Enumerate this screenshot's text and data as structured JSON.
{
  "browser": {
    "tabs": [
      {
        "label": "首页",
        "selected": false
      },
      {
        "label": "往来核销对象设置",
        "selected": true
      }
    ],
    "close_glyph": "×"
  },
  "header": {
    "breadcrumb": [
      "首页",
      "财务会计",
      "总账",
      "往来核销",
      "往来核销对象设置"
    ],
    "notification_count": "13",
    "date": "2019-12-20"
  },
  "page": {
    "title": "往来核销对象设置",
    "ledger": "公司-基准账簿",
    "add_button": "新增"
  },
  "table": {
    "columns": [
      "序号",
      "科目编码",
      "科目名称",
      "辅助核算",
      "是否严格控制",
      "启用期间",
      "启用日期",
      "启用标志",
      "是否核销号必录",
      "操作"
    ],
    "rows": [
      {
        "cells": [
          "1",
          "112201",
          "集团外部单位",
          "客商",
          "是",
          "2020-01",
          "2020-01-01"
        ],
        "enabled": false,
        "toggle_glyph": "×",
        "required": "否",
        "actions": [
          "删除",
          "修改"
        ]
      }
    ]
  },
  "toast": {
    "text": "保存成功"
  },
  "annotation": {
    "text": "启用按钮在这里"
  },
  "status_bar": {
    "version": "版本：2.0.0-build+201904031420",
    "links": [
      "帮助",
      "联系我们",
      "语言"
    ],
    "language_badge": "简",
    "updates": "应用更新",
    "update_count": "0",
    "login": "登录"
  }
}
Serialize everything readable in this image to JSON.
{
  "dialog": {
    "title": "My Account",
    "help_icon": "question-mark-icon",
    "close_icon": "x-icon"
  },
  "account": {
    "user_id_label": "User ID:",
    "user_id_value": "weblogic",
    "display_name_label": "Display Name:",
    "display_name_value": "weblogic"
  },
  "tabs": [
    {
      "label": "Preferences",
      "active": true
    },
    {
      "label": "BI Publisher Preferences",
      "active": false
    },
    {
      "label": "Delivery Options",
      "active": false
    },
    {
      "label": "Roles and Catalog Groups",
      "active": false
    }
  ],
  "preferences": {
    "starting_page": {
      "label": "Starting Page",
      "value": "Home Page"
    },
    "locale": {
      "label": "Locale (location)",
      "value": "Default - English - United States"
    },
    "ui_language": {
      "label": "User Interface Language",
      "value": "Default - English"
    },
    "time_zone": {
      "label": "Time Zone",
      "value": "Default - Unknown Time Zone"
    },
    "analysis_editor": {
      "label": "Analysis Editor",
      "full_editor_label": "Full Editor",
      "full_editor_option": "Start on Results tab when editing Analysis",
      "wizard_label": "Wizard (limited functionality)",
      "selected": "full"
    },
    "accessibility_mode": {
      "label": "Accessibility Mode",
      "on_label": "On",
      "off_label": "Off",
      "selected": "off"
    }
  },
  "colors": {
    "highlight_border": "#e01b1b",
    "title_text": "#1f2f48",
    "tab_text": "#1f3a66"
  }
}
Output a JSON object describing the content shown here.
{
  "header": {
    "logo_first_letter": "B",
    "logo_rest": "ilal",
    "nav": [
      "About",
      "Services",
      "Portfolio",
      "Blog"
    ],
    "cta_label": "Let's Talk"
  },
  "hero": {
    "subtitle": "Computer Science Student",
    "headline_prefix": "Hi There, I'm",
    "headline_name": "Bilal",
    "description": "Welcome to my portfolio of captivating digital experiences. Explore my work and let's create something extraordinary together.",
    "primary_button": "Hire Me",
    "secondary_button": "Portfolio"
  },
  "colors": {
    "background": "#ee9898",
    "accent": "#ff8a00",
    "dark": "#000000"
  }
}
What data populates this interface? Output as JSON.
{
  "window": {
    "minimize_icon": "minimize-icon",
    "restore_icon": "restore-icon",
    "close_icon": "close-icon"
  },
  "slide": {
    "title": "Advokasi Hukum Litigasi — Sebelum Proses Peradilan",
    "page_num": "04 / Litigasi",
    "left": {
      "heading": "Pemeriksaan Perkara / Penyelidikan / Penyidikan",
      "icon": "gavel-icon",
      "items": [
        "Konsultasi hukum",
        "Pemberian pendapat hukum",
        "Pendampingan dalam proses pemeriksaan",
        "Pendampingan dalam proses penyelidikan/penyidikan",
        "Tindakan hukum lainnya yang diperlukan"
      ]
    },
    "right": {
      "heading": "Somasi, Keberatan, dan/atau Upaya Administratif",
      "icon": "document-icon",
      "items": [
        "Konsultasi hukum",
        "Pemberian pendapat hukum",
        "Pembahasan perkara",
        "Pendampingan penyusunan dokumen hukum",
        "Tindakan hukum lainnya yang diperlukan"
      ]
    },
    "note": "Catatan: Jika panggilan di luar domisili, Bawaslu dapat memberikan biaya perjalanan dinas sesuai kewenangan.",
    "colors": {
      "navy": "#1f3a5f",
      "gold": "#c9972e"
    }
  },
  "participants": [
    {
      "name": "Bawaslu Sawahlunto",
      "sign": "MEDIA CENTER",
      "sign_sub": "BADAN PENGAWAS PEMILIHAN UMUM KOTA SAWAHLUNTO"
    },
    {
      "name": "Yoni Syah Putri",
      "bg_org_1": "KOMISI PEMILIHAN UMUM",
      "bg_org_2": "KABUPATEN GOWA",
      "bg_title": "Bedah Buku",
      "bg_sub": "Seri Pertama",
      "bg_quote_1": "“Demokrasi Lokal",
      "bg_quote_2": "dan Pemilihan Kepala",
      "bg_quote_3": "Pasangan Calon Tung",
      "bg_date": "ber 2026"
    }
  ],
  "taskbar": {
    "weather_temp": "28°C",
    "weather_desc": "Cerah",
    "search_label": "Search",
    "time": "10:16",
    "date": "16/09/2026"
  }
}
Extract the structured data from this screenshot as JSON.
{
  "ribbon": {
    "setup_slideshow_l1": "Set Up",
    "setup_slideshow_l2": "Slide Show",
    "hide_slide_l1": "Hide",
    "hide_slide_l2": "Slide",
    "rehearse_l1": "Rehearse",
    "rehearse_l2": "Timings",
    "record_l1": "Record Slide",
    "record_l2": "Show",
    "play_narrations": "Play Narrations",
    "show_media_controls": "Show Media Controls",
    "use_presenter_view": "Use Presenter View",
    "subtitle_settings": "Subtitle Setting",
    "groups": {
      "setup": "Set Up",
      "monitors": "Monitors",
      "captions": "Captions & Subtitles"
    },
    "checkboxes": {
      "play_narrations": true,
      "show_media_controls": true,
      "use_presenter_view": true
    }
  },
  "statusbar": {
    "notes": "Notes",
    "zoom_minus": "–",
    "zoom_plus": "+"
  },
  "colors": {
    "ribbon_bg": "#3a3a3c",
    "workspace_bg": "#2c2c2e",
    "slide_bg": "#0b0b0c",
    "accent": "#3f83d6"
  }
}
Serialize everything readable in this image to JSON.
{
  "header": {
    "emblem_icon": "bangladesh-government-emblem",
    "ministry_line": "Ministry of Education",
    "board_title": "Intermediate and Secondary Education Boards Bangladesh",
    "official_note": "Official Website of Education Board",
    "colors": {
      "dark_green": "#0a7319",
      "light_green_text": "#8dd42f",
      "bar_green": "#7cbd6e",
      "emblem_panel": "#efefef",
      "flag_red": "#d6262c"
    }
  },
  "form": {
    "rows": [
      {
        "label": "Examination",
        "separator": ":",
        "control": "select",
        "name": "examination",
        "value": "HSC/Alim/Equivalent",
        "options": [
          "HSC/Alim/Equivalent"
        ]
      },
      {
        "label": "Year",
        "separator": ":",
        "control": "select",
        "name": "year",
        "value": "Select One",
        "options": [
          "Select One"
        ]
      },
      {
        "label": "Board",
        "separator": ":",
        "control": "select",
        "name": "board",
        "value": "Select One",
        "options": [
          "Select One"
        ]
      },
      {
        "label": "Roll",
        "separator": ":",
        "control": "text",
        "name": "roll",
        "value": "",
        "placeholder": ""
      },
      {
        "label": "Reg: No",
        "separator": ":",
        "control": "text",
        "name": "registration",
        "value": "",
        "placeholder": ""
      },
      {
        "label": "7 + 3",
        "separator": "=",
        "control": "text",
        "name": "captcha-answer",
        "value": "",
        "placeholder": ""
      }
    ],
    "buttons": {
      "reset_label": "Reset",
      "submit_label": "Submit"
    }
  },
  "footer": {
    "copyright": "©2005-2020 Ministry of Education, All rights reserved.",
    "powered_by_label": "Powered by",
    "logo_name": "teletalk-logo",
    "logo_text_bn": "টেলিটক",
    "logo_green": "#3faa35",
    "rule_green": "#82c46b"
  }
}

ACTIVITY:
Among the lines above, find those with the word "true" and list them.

RESULT BELOW:
        "selected": true
      "active": true
      "play_narrations": true,
      "show_media_controls": true,
      "use_presenter_view": true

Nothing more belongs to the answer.